But first I will be donating blood, and I suppose I’m more worried about my life force’s ability to flow in what will most likely be a cold room at the Mining Museum. So I will drink hot tea until I trudge over there at 1:00.

They say you’ll live longer if you stay slim and cold, but who would want to under those conditions?!

Day-dreaming of turquoise waves splashing over hot bodies on faraway beaches…

 

Erma’s Conference

Truly tickled to be attending the 2014 Erma Bombeck Writers’ Conference in Dayton, Ohio! This will be my first official conference!
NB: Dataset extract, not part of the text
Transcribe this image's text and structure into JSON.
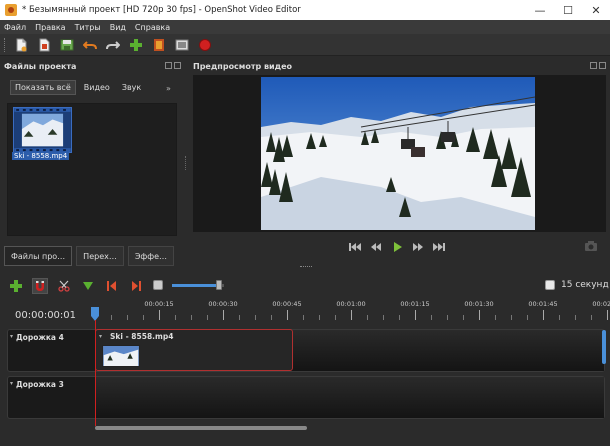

Many of the Not Your Mother’s Book series co-editors will attend also, and Dahlynn McKowen (of Publishing Syndicate) will be there are a faculty member and workshop presenter!

Registration opened today, so if you’d like to join me–and a bunch of very fun, funny people–go to humorwriters.org and register soon!

http://humorwriters.org/